| WHAT YOU HAVE TO DO |
Please repeat the data exactly. Any picture in it stays out.

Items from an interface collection
= = = =

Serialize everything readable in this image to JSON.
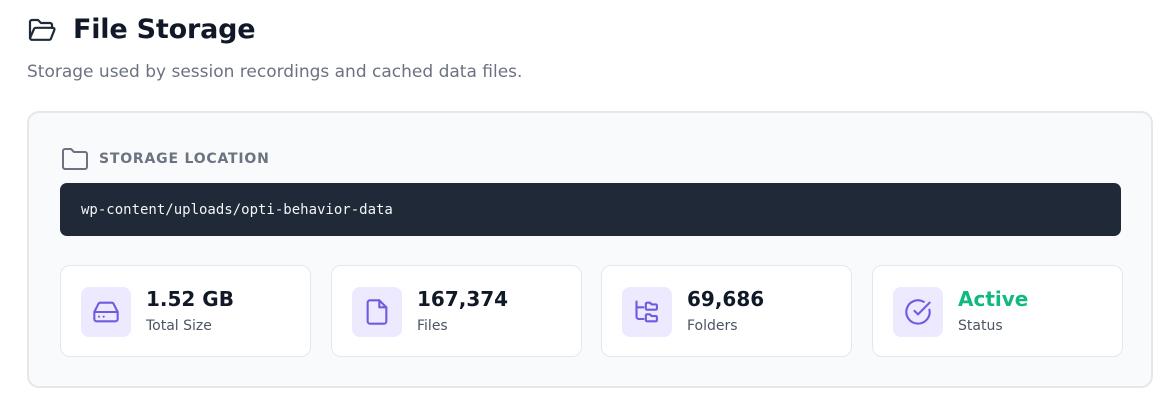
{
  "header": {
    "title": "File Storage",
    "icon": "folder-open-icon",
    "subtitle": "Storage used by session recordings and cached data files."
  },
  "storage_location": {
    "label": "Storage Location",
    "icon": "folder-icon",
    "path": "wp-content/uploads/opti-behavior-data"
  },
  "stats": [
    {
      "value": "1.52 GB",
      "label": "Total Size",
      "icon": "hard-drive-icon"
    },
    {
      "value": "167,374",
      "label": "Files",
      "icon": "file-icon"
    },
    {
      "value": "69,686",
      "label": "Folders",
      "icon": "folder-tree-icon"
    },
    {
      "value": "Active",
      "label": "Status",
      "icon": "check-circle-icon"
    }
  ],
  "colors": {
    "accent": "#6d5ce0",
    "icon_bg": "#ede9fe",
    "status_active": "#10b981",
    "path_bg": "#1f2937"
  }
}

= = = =

| RESPONSE TO THE TASK |
Serialize everything readable in this image to JSON.
{
  "header": {
    "title": "File Storage",
    "icon": "folder-open-icon",
    "subtitle": "Storage used by session recordings and cached data files."
  },
  "storage_location": {
    "label": "Storage Location",
    "icon": "folder-icon",
    "path": "wp-content/uploads/opti-behavior-data"
  },
  "stats": [
    {
      "value": "1.52 GB",
      "label": "Total Size",
      "icon": "hard-drive-icon"
    },
    {
      "value": "167,374",
      "label": "Files",
      "icon": "file-icon"
    },
    {
      "value": "69,686",
      "label": "Folders",
      "icon": "folder-tree-icon"
    },
    {
      "value": "Active",
      "label": "Status",
      "icon": "check-circle-icon"
    }
  ],
  "colors": {
    "accent": "#6d5ce0",
    "icon_bg": "#ede9fe",
    "status_active": "#10b981",
    "path_bg": "#1f2937"
  }
}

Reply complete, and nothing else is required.